It pays to get a college or university degree, and it really pays to get that degree in engineering, business administration, health or the physical sciences.
That’s the conclusion of a Statistics Canada study that followed the lives of 15,166 Canadians over a 20-year period. The study, based on material from the census, looked at employment earnings of college and university graduates from 1991 through until 2010.
- Nursing, pharmacy jobs plentiful, but engineers earn more
- Dire job prospects for youth can't be solved with education alone
Among the most reliable fields for high earnings was engineering, where men with a university degree in the field earned $1.84 million over the 20 years and men with a college degree earned $1.24 million. By 2010, the final year of the study, university educated male engineers were earning about $105,300 annually.
Women in the same field, and in every field, earned considerably less, about $972,600 over the 20 years for women with a bachelor’s degree in engineering. By 2010, female engineers earned an average of $56,400.
- A challenge to doubters: university degree is worth more than a college diploma
For women, the most reliable degree for boosting their income was business administration, as those with a bachelor’s degree earned a cumulative average of $1.17 million and annual earnings hit $73,200 by 2010.
After high school, teenagers are faced with making a decision over whether to continue their education and which field to enter. The study shows that getting more education generally results in financial benefits over the next 20 years.
Wide range of incomes within fields
Within each different field of study there was a wide range of incomes, but the difference between people with a degree and those with high school diplomas was most acute.
Male bachelor’s degree grads earned about 1.7 times more than male high school graduates, and women with a bachelor’s degree earned 2.1 times more than female high school graduates.
Choosing a field of study will influence lifetime income.
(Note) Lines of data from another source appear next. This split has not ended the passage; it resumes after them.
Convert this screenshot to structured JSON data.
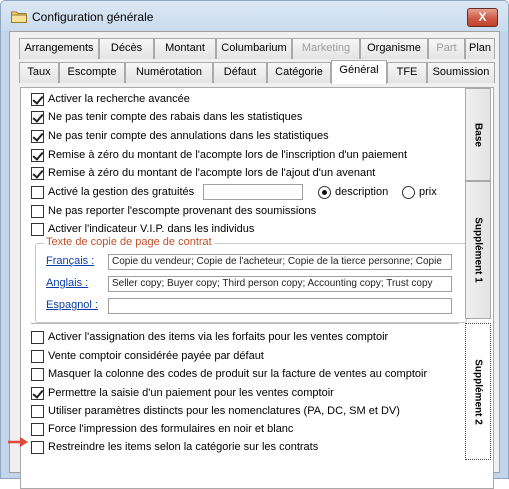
{
  "window": {
    "title": "Configuration générale",
    "close_label": "X"
  },
  "tabs_row1": [
    {
      "label": "Arrangements",
      "disabled": false
    },
    {
      "label": "Décès",
      "disabled": false
    },
    {
      "label": "Montant",
      "disabled": false
    },
    {
      "label": "Columbarium",
      "disabled": false
    },
    {
      "label": "Marketing",
      "disabled": true
    },
    {
      "label": "Organisme",
      "disabled": false
    },
    {
      "label": "Part",
      "disabled": true
    },
    {
      "label": "Plan",
      "disabled": false
    }
  ],
  "tabs_row2": [
    {
      "label": "Taux"
    },
    {
      "label": "Escompte"
    },
    {
      "label": "Numérotation"
    },
    {
      "label": "Défaut"
    },
    {
      "label": "Catégorie"
    },
    {
      "label": "Général",
      "active": true
    },
    {
      "label": "TFE"
    },
    {
      "label": "Soumission"
    }
  ],
  "side_tabs": [
    "Base",
    "Supplément 1",
    "Supplément 2"
  ],
  "options_top": [
    {
      "label": "Activer la recherche avancée",
      "checked": true
    },
    {
      "label": "Ne pas tenir compte des rabais dans les statistiques",
      "checked": true
    },
    {
      "label": "Ne pas tenir compte des annulations dans les statistiques",
      "checked": true
    },
    {
      "label": "Remise à zéro du montant de l'acompte lors de l'inscription d'un paiement",
      "checked": true
    },
    {
      "label": "Remise à zéro du montant de l'acompte lors de l'ajout d'un avenant",
      "checked": true
    },
    {
      "label": "Activé la gestion des gratuités",
      "checked": false
    },
    {
      "label": "Ne pas reporter l'escompte provenant des soumissions",
      "checked": false
    },
    {
      "label": "Activer l'indicateur V.I.P. dans les individus",
      "checked": false
    }
  ],
  "gratuites_input": "",
  "radio_options": [
    {
      "label": "description",
      "checked": true
    },
    {
      "label": "prix",
      "checked": false
    }
  ],
  "copy_group": {
    "legend": "Texte de copie de page de contrat",
    "rows": [
      {
        "label": "Français :",
        "value": "Copie du vendeur; Copie de l'acheteur; Copie de la tierce personne; Copie"
      },
      {
        "label": "Anglais :",
        "value": "Seller copy; Buyer copy; Third person copy; Accounting copy; Trust copy"
      },
      {
        "label": "Espagnol :",
        "value": ""
      }
    ]
  },
  "options_bottom": [
    {
      "label": "Activer l'assignation des items via les forfaits pour les ventes comptoir",
      "checked": false
    },
    {
      "label": "Vente comptoir considérée payée par défaut",
      "checked": false
    },
    {
      "label": "Masquer la colonne des codes de produit sur la facture de ventes au comptoir",
      "checked": false
    },
    {
      "label": "Permettre la saisie d'un paiement pour les ventes comptoir",
      "checked": true
    },
    {
      "label": "Utiliser paramètres distincts pour les nomenclatures (PA, DC, SM et DV)",
      "checked": false
    },
    {
      "label": "Force l'impression des formulaires en noir et blanc",
      "checked": false
    },
    {
      "label": "Restreindre les items selon la catégorie sur les contrats",
      "checked": false
    }
  ],
  "colors": {
    "accent_arrow": "#e0483a",
    "legend": "#c1522d",
    "link": "#0b3ea8"
  }
}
For women, the best choices were business administration, health, math and the physical sciences or education, all resulting in cumulative earnings of more than $1 million over a 20-year period.
Women in fine and applied arts earned, by contrast, about $652,100 over the same period.
In addition to engineering, men with bachelor’s degrees earned the most in fields such as business administration, social sciences, health, life sciences and math or the physical sciences (physics, earth sciences and chemistry.)
Men in fine and applied arts, by contrast, earned about $843,900 over the 20-year period after graduation.
|Field of study (bachelor)||Men||Women|
|Fine and applied arts||843,900||652,100|
|Math, physical sciences||1.61M||1.15M|
|All fields (bachelor)||1.52M||972,500|
The report comes out the same day as the World Economic Forum’s annual ranking of countries over the gender gap, as measured by health, education, economic participation and political representation. Canada ranked 19 out of 142 countries.
Iceland, Finland and Norway are at the top of the scale, but Canada is ahead of the U.S., U.K. and Australia.
Canada ranked high on health and education, but rather low on political empowerment because of the small number of women in political office.
The gender gap report estimated Canadian women earned about 72 per cent of men’s income for similar work. But Canadian women had made advances in both their labour force participation rate and their earned income compared to previous years.